=== EXERCISE ===
What lines in the material hold the string "this"? Copy out each of them.

——————

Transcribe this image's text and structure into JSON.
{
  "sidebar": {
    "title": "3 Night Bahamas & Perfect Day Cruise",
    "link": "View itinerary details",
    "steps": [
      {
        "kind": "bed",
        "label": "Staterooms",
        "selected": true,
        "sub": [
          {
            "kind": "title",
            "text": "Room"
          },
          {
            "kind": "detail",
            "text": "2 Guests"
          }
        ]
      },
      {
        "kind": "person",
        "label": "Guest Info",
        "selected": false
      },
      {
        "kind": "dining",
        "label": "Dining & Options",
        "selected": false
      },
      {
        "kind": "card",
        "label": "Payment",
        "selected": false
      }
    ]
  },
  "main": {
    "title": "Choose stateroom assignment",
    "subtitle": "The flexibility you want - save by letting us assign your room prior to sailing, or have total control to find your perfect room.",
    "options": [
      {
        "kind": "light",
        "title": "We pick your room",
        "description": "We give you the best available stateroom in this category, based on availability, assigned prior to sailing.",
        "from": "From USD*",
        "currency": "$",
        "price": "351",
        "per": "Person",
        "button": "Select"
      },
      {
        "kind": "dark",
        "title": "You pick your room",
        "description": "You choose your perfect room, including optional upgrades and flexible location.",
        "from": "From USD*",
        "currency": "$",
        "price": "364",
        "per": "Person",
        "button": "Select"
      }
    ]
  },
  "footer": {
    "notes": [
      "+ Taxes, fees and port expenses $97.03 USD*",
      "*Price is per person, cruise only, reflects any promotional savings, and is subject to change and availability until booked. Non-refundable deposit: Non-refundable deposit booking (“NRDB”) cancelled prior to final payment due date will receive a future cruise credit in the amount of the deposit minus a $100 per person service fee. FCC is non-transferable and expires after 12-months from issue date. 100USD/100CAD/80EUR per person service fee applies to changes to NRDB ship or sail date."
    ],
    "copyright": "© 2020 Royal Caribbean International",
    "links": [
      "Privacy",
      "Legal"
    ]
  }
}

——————

=== ANSWER SECTION ===
Transcribe this image's text and structure into JSON.
        "description": "We give you the best available stateroom in this category, based on availability, assigned prior to sailing.",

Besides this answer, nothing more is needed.